**Assigned task**:
Each entry that follows should be given again word for word; please leave out its pictures.
Top of Exercise inputs
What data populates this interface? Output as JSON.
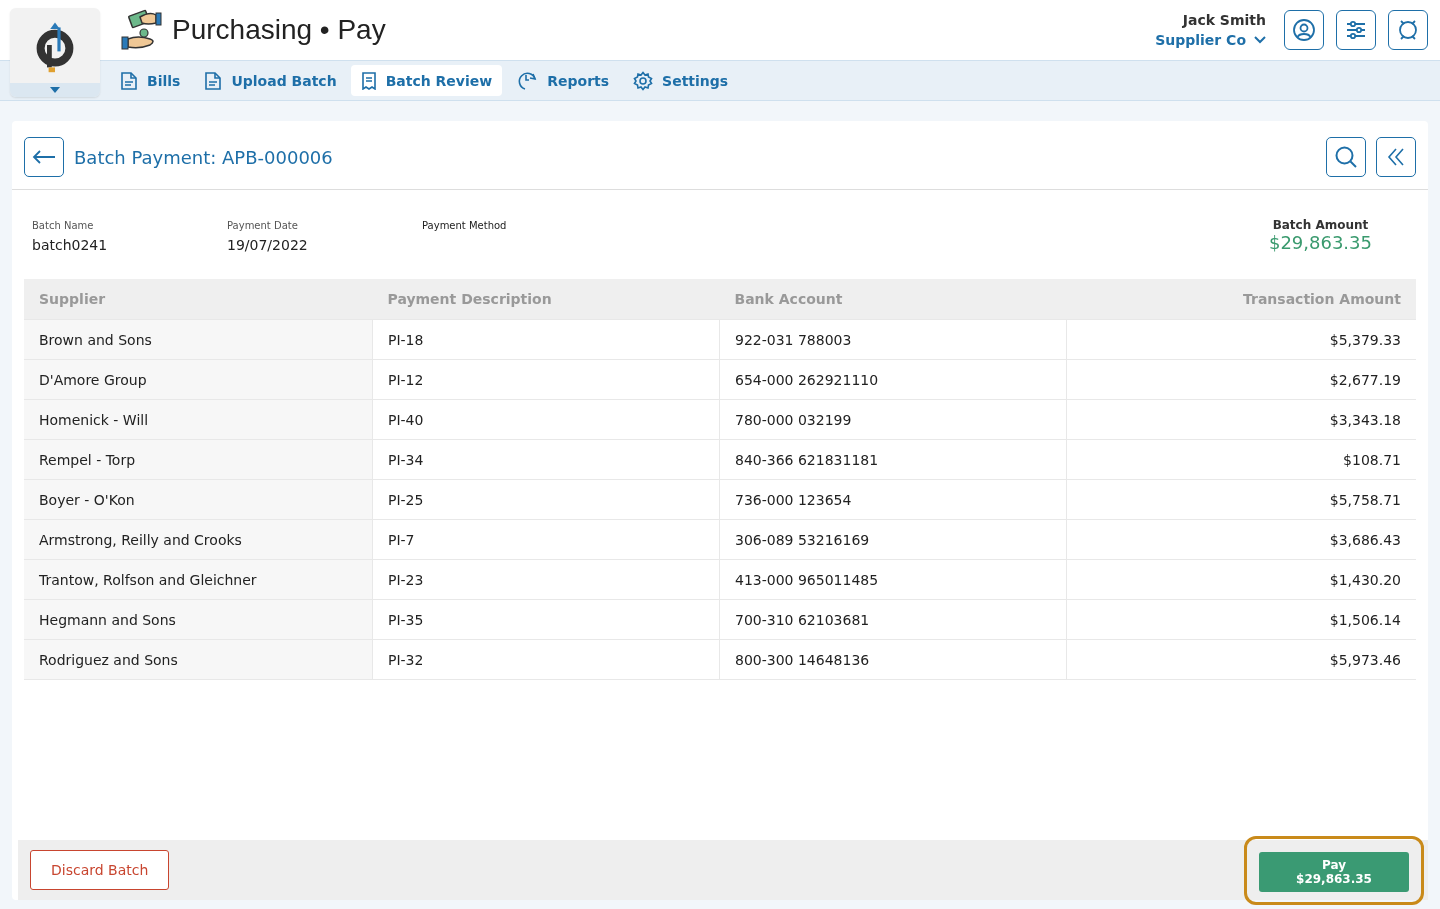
{
  "app": {
    "title": "Purchasing • Pay"
  },
  "user": {
    "name": "Jack Smith",
    "company": "Supplier Co"
  },
  "nav": [
    {
      "label": "Bills",
      "selected": false
    },
    {
      "label": "Upload Batch",
      "selected": false
    },
    {
      "label": "Batch Review",
      "selected": true
    },
    {
      "label": "Reports",
      "selected": false
    },
    {
      "label": "Settings",
      "selected": false
    }
  ],
  "page": {
    "title": "Batch Payment: APB-000006"
  },
  "fields": [
    {
      "label": "Batch Name",
      "value": "batch0241"
    },
    {
      "label": "Payment Date",
      "value": "19/07/2022"
    },
    {
      "label": "Payment Method"
    }
  ],
  "batch_amount": {
    "label": "Batch Amount",
    "value": "$29,863.35"
  },
  "table": {
    "columns": [
      "Supplier",
      "Payment Description",
      "Bank Account",
      "Transaction Amount"
    ],
    "rows": [
      [
        "Brown and Sons",
        "PI-18",
        "922-031 788003",
        "$5,379.33"
      ],
      [
        "D'Amore Group",
        "PI-12",
        "654-000 262921110",
        "$2,677.19"
      ],
      [
        "Homenick - Will",
        "PI-40",
        "780-000 032199",
        "$3,343.18"
      ],
      [
        "Rempel - Torp",
        "PI-34",
        "840-366 621831181",
        "$108.71"
      ],
      [
        "Boyer - O'Kon",
        "PI-25",
        "736-000 123654",
        "$5,758.71"
      ],
      [
        "Armstrong, Reilly and Crooks",
        "PI-7",
        "306-089 53216169",
        "$3,686.43"
      ],
      [
        "Trantow, Rolfson and Gleichner",
        "PI-23",
        "413-000 965011485",
        "$1,430.20"
      ],
      [
        "Hegmann and Sons",
        "PI-35",
        "700-310 62103681",
        "$1,506.14"
      ],
      [
        "Rodriguez and Sons",
        "PI-32",
        "800-300 14648136",
        "$5,973.46"
      ]
    ]
  },
  "footer": {
    "discard": "Discard Batch",
    "pay_label": "Pay",
    "pay_amount": "$29,863.35",
    "pay_highlighted": true
  }
}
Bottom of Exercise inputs
**Result for this task**:
What data populates this interface? Output as JSON.
{
  "app": {
    "title": "Purchasing • Pay"
  },
  "user": {
    "name": "Jack Smith",
    "company": "Supplier Co"
  },
  "nav": [
    {
      "label": "Bills",
      "selected": false
    },
    {
      "label": "Upload Batch",
      "selected": false
    },
    {
      "label": "Batch Review",
      "selected": true
    },
    {
      "label": "Reports",
      "selected": false
    },
    {
      "label": "Settings",
      "selected": false
    }
  ],
  "page": {
    "title": "Batch Payment: APB-000006"
  },
  "fields": [
    {
      "label": "Batch Name",
      "value": "batch0241"
    },
    {
      "label": "Payment Date",
      "value": "19/07/2022"
    },
    {
      "label": "Payment Method"
    }
  ],
  "batch_amount": {
    "label": "Batch Amount",
    "value": "$29,863.35"
  },
  "table": {
    "columns": [
      "Supplier",
      "Payment Description",
      "Bank Account",
      "Transaction Amount"
    ],
    "rows": [
      [
        "Brown and Sons",
        "PI-18",
        "922-031 788003",
        "$5,379.33"
      ],
      [
        "D'Amore Group",
        "PI-12",
        "654-000 262921110",
        "$2,677.19"
      ],
      [
        "Homenick - Will",
        "PI-40",
        "780-000 032199",
        "$3,343.18"
      ],
      [
        "Rempel - Torp",
        "PI-34",
        "840-366 621831181",
        "$108.71"
      ],
      [
        "Boyer - O'Kon",
        "PI-25",
        "736-000 123654",
        "$5,758.71"
      ],
      [
        "Armstrong, Reilly and Crooks",
        "PI-7",
        "306-089 53216169",
        "$3,686.43"
      ],
      [
        "Trantow, Rolfson and Gleichner",
        "PI-23",
        "413-000 965011485",
        "$1,430.20"
      ],
      [
        "Hegmann and Sons",
        "PI-35",
        "700-310 62103681",
        "$1,506.14"
      ],
      [
        "Rodriguez and Sons",
        "PI-32",
        "800-300 14648136",
        "$5,973.46"
      ]
    ]
  },
  "footer": {
    "discard": "Discard Batch",
    "pay_label": "Pay",
    "pay_amount": "$29,863.35",
    "pay_highlighted": true
  }
}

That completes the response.